Born: De­cem­ber 13, 1835, Bos­ton, Mas­sa­chu­setts.

Died: Ja­nu­ary 23, 1893, Bos­ton, Mas­sa­chu­setts.

Buried: Mount Au­burn Ce­me­te­ry, Cam­bridge, Mas­sa­chu­setts.



Phillips was the son of Will­iam Gray Brooks and Mary Ann Phill­ips.

He has been called the great­est Am­eri­can preach­er of the 19th Cen­tu­ry. He at­tend­ed the Bos­ton La­tin School, Har­vard Uni­ver­si­ty (where Phil­lips Brooks House was named af­ter him) and the Epis­co­pal Theo­lo­gic­al Se­mi­na­ry in Al­ex­an­dria, Vir­gin­ia.

He be­came an Epis­co­pal priest in 1860, and became rec­tor of the Church of the Ad­vent, Phi­la­del­phia, Penn­syl­van­ia. He was known for his support of free­ing the slaves and al­low­ing for­mer slaves to vote.

In 1869, he be­came rec­tor of Tri­ni­ty Church in Bos­ton. In 1872, he helped de­sign the Tri­ni­ty Church build­ing, which to­day stands in Bos­ton’s Back Bay. In 1891, he be­came Epis­co­pal bi­shop of Mas­sa­chu­setts.

A lit­tle girl of five who had been a fa­vour­ite with Phil­lips Brooks made a strik­ing remark on his death. When the Bi­shop died, her mo­ther came into the room where the child was play­ing, and hold­ing the bright lit­tle face be­tween her hands, said tear­ful­ly, Bi­shop Brooks is gone to hea­ven.

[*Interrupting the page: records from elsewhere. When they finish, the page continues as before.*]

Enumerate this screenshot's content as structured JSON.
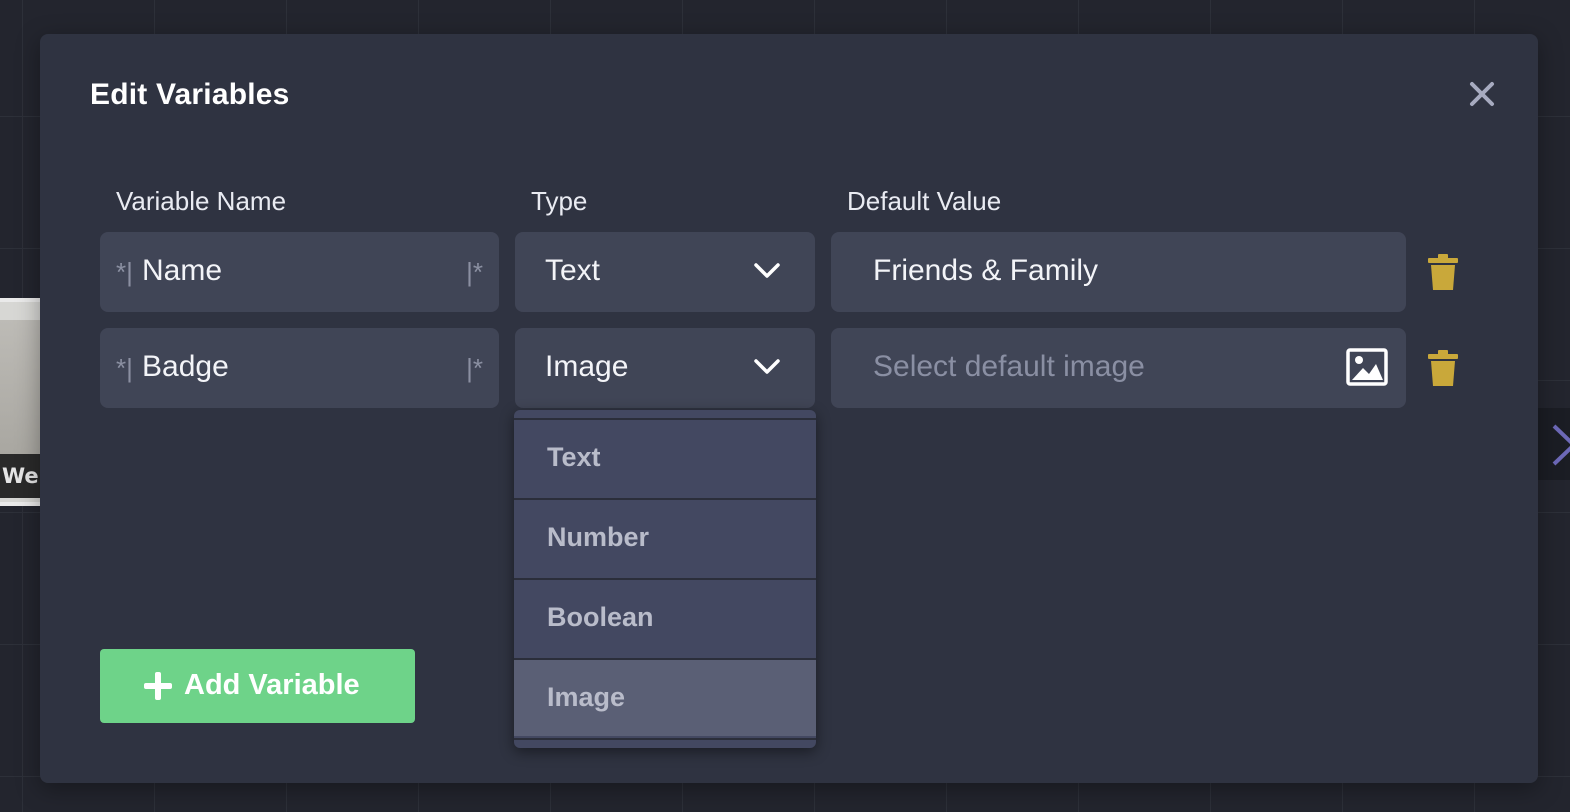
{
  "background": {
    "node_label": "We"
  },
  "modal": {
    "title": "Edit Variables",
    "columns": {
      "name": "Variable Name",
      "type": "Type",
      "default": "Default Value"
    },
    "rows": [
      {
        "name": "Name",
        "type": "Text",
        "default_value": "Friends & Family",
        "default_placeholder": ""
      },
      {
        "name": "Badge",
        "type": "Image",
        "default_value": "",
        "default_placeholder": "Select default image"
      }
    ],
    "name_markers": {
      "left": "*|",
      "right": "|*"
    },
    "type_dropdown": {
      "options": [
        "Text",
        "Number",
        "Boolean",
        "Image"
      ],
      "selected": "Image"
    },
    "add_button_label": "Add Variable"
  },
  "colors": {
    "modal_bg": "#2f3341",
    "field_bg": "#404556",
    "accent_green": "#6ed389",
    "trash_gold": "#c9a83a",
    "dropdown_bg": "#434861",
    "dropdown_selected": "#5a5f75"
  },
  "icons": {
    "close": "close-icon",
    "chevron": "chevron-down-icon",
    "trash": "trash-icon",
    "image": "image-icon",
    "plus": "plus-icon"
  }
}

Oh, ma­ma, was the re­ply, how hap­py the an­gels will be!

Campbell, p. 176